Do you need a miracle? Something extraordinary in your life? What do we mean when we use the word miracle? Webster defines miracle first and foremost as “a surprising and welcome event that is not explicable by natural or scientific laws and is therefore considered to be the work of a divine agency; just as rising from the grave.” Another definition is “a highly improbable or extraordinary event, development, or accomplishment that brings very welcome consequences;” such as “it was a miracle that more people hadn’t been killed or injured.” Perhaps it’s that last definition we use most often. “It’ll be a miracle if I can manage everything going on in my life.” Or, “It’ll be a miracle if my child can get off drugs.” Or, “It’ll be a miracle if our marriage makes it.” Let me ask again, “Are you in need of a miracle?” If so, our best hope for experiencing one is to bring Jesus into the equation. Galatians 3:5 describes Jesus as the MIRACLE WORKER. “So then, does He who provides you with the Spirit and WORKS MIRACLES among you, do it by the works of the Law, or by hearing with faith?” As we consider Jesus, the Miracle Worker, it’s important to consider the combination of the two words: miracle and work; along with the word “faith.” Our miracle isn’t going to happen with the twitch of our nose as in the 1970’s show “I Dream of Jeannie.” If we study Jesus’s miracles, we see they involved energy and power (Luke 8:46), most often required a person taking part in faith (John 5:8-9), and often took place as the person acted in obedience (John 9:6-7). Maybe Jesus is showing us that rather than demanding, “God, do it now,” we should thank Him for how He has already worked in our lives, thank Him that He hears us, and then take the steps He shows us.

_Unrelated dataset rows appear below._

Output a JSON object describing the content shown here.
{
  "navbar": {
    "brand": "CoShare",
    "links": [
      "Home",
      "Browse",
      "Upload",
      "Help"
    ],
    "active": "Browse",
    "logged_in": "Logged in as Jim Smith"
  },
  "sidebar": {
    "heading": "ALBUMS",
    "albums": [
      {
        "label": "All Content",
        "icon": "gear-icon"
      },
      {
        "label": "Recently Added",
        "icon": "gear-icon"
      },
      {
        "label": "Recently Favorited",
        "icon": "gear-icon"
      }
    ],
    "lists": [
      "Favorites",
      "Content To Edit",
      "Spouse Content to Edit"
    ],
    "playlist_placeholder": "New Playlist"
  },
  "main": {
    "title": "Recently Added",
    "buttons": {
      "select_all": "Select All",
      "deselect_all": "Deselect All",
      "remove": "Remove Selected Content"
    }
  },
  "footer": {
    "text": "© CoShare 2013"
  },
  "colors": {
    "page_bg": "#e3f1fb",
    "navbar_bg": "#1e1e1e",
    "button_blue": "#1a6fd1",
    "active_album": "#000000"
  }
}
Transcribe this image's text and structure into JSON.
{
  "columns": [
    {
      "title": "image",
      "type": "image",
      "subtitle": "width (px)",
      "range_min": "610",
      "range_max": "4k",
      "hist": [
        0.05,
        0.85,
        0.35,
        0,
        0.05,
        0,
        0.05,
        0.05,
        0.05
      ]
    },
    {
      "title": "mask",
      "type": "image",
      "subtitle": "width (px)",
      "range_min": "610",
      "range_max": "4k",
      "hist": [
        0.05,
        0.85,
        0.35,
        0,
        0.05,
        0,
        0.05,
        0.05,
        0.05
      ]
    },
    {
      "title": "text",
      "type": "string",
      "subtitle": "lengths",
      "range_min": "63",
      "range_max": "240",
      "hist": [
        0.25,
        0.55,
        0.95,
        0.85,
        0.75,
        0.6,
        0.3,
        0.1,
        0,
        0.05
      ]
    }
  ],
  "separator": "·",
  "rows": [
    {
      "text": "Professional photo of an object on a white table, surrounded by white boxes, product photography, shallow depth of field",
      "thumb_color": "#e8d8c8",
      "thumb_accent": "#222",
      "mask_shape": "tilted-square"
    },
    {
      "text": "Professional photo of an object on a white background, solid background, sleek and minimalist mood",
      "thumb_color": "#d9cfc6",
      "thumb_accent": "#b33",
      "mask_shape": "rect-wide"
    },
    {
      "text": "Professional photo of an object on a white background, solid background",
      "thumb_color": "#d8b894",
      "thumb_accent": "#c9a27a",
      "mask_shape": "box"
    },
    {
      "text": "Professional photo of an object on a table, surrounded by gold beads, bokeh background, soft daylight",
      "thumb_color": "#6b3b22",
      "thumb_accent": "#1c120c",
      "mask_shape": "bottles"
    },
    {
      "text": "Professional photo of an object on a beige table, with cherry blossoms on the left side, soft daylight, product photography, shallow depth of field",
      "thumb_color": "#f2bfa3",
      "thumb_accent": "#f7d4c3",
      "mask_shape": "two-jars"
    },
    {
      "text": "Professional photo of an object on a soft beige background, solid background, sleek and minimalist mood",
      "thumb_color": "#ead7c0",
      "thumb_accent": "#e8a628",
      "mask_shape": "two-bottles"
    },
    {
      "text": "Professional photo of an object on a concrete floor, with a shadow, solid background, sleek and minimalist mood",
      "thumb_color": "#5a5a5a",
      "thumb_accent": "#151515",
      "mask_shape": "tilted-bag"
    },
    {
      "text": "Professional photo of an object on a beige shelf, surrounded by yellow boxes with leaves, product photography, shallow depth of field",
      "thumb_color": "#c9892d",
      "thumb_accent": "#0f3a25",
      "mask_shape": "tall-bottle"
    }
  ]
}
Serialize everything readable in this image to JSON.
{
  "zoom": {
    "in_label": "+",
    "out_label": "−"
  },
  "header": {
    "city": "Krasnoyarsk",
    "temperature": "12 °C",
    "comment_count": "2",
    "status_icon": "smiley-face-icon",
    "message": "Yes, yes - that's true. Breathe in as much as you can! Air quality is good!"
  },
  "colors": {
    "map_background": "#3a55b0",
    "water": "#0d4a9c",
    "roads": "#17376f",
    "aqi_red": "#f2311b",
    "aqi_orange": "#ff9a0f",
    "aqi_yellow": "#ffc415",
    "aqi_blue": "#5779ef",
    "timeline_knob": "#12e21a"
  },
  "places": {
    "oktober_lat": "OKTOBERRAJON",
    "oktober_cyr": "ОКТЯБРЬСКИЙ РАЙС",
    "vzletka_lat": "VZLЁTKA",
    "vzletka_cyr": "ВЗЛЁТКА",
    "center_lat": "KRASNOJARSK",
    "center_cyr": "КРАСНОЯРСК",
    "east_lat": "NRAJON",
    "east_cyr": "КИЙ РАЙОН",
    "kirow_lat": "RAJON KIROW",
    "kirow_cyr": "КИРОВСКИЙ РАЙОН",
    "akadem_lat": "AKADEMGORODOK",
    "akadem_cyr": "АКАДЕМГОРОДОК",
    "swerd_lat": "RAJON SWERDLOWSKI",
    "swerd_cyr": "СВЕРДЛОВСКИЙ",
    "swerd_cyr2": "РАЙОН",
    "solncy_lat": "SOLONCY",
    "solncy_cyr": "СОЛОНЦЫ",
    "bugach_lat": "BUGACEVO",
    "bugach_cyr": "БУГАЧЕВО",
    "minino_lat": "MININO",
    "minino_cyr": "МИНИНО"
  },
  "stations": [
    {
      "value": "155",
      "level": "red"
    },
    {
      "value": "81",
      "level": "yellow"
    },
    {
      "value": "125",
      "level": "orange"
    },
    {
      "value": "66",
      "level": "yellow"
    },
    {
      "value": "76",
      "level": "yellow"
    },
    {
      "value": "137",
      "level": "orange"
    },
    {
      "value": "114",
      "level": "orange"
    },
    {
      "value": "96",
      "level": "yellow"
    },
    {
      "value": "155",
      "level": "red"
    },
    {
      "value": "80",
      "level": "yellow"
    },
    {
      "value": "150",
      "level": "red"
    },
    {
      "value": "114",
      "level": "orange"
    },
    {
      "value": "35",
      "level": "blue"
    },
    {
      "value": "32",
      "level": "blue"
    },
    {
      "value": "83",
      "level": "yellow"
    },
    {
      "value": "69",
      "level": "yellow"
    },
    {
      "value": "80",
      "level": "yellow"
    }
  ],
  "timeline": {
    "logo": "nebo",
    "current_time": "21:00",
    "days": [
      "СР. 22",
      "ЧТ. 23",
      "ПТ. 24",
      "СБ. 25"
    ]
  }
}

Lord Jesus, thank You for being involved in our lives. You are the MIRACLE WORKER who can help us. Open our ears to Your instructions so we can faithfully follow Your promptings.